Putin’s Sinister Kindness

MOSCOW, Russia -- The developments of recent months have shown that Viktor Medvedchuk became (and, indeed, was) the main communicator between the administrations of the presidents of Ukraine and Russia.

Despite his ambiguous image in Ukraine, it is he who is on direct contact with the head of the Russian state.

It’s either family ties with Putin or similar views on Ukrainian nationalism that made it possible to move the issue of prisoner exchange from the dead end.

The very fact that the liberation of the Ukrainian military on December 27 took place following direct instructions from the Russian president once again showed that there are no "young republics" as such, and the issue is decided solely on the Kremlin’s command.

This year Medvedchuk met with Putin again, and this meeting was held on January 10.

And then, the next day, the Russian president made sensational statements about Ukraine.

On the one hand, the old mantra about the "one people" was repeated, but on the other hand, Putin began talking about "normalizing relations" between Russia and Ukraine after "settling Donbass issues" and the Kremlin's lack of interest in freezing the conflict.

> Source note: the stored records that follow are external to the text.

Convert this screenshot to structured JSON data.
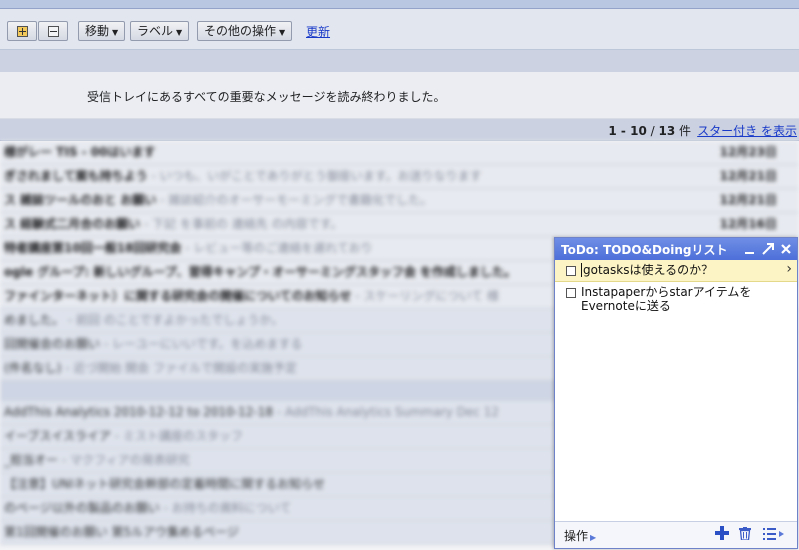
{
  "toolbar": {
    "expand_label": "+",
    "collapse_label": "−",
    "move_label": "移動",
    "label_label": "ラベル",
    "more_actions_label": "その他の操作",
    "refresh_label": "更新"
  },
  "notice": {
    "text": "受信トレイにあるすべての重要なメッセージを読み終わりました。"
  },
  "pagination": {
    "range": "1 - 10",
    "separator": " / ",
    "total": "13",
    "unit": " 件",
    "starred_link": "スター付き を表示"
  },
  "mail_list": {
    "rows": [
      {
        "text": "様がレー TIS - 00はいます",
        "snippet": "",
        "date": "12月23日",
        "style": "unread"
      },
      {
        "text": "ぎされまして案も持ちよう",
        "snippet": " - いつも、いがことでありがとう御座います。お送りなります",
        "date": "12月21日",
        "style": "unread"
      },
      {
        "text": "ス 雑誌ツールのおと お願い",
        "snippet": " - 雑誌紹介のオーサーモーミングで書籍化でした。",
        "date": "12月21日",
        "style": "unread"
      },
      {
        "text": "ス 経験式二月合のお願い",
        "snippet": " - 下記 を事前の 連絡先 の内容です。",
        "date": "12月16日",
        "style": "unread"
      },
      {
        "text": "特者講座第10回一般18回研究会",
        "snippet": " - レビュー等のご連絡を遅れており",
        "date": "12月13日",
        "style": "unread"
      },
      {
        "text": "ogle グループ: 新しいグループ、習得キャンプ・オーサーミングスタッフ会 を作成しました。",
        "snippet": "",
        "date": "",
        "style": "unread"
      },
      {
        "text": "ファインターネット）に関する研究会の開催についてのお知らせ",
        "snippet": " - スケーリングについて 様",
        "date": "",
        "style": "unread"
      },
      {
        "text": "めました。",
        "snippet": " - 前回 のことですよかったでしょうか。",
        "date": "",
        "style": "read"
      },
      {
        "text": "回開催会のお願い",
        "snippet": " - レーユーにいいです。を込めまする",
        "date": "",
        "style": "read"
      },
      {
        "text": "(件名なし)",
        "snippet": " - 近づ開始 開会 ファイルで開設の実施予定",
        "date": "",
        "style": "read"
      },
      {
        "text": "AddThis Analytics 2010-12-12 to 2010-12-18",
        "snippet": " - AddThis Analytics Summary Dec 12",
        "date": "",
        "style": "read"
      },
      {
        "text": "イーブスイスライア",
        "snippet": " - ミスト講座のスタッフ",
        "date": "",
        "style": "read"
      },
      {
        "text": "_担当オー",
        "snippet": " - マクフィアの発表研究",
        "date": "",
        "style": "read"
      },
      {
        "text": "【注意】UNIネット研究会幹部の定着時間に関するお知らせ",
        "snippet": "",
        "date": "",
        "style": "read"
      },
      {
        "text": "のページ以外の製品のお願い",
        "snippet": " - お持ちの資料について",
        "date": "",
        "style": "read"
      },
      {
        "text": "第1回開催のお願い 第5ルアウ集めるページ",
        "snippet": "",
        "date": "",
        "style": "read"
      }
    ]
  },
  "todo": {
    "title": "ToDo: TODO&Doingリスト",
    "tasks": [
      {
        "text": "gotasksは使えるのか？",
        "selected": true
      },
      {
        "text": "Instapaperからstarアイテムを Evernoteに送る",
        "selected": false
      }
    ],
    "footer": {
      "actions_label": "操作"
    }
  },
  "icons": {
    "minimize": "minimize-icon",
    "popout": "popout-arrow-icon",
    "close": "close-icon",
    "add": "plus-icon",
    "delete": "trash-icon",
    "lists": "list-switch-icon"
  },
  "colors": {
    "todo_header": "#4d6fd8",
    "link": "#1a3ccf",
    "selected_task": "#fcf4c4"
  }
}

The rhetoric has changed dramatically - no more "massacres", Donbass is called by its name, not "southeastern Ukraine", and, most importantly, no more "republics".

High-ranking Russian officials seem to have sharply doubted the principle of preserving these Russian pseudo-state entities in the occupied part of Donbass.

Putin also announced Russia's readiness to return from the occupied Crimea Ukrainian military equipment: warships, aircraft and even armored vehicles!

The transfer of these weapons was suspended in the summer of 2014 after the intensification of hostilities in Donbass and mass deployment of "Russian holidaymakers" to Ukraine.

Such a gesture of "goodwill" might have caused heart attacks among Donbass collaborators.

After all, in fact, this statement looks like Putin decided to strengthen Ukraine’s military potential, following the United States’ lethal aid efforts.

And here the main question arises: what happened to the Kremlin’s master on a New Year's Eve?

Believing in Putin’s altruism would be too dangerous and short-sighted.

If Russian citizens were to decide anything, we could assume that Putin wants to make peace with Ukraine in favor of his election campaign.

But this is unlikely as the people in Russia don’t need peace.

The war is sold much better from TV screens.

Moreover, Russians are so fooled by the idea of "fascist Ukraine" that, according to public opinion polls, they consider our country and the U.S. their major enemies.

Most likely, the Kremlin, against the backdrop of the expansion of personal U.S. sanctions, decided once again to change tactics on Ukraine and show the West the illusion of contractability.

It is no accident that Russian media began to report on talks with Putin on the "acceptable format" of a peacekeeping mission in Donbass.

Here for Moscow, the very fact of long and useless negotiations is more important than their outcome.

It is likely that the already-tested formula of "settlement" will be chosen: the proposal to "exchange" the occupied Crimea for the occupied Donbass.

By and large, for Moscow, this is a win-win option: to offer to return the ruined and looted Donbass and de facto close the issue of the occupied Crimea.

Moreover, the return of the occupied areas of Donetsk and Luhansk regions to Ukraine’s administrative and legal space before the Ukrainian elections in 2019 can significantly affect the composition and quality of our country’s political elites.

Source: UNIAN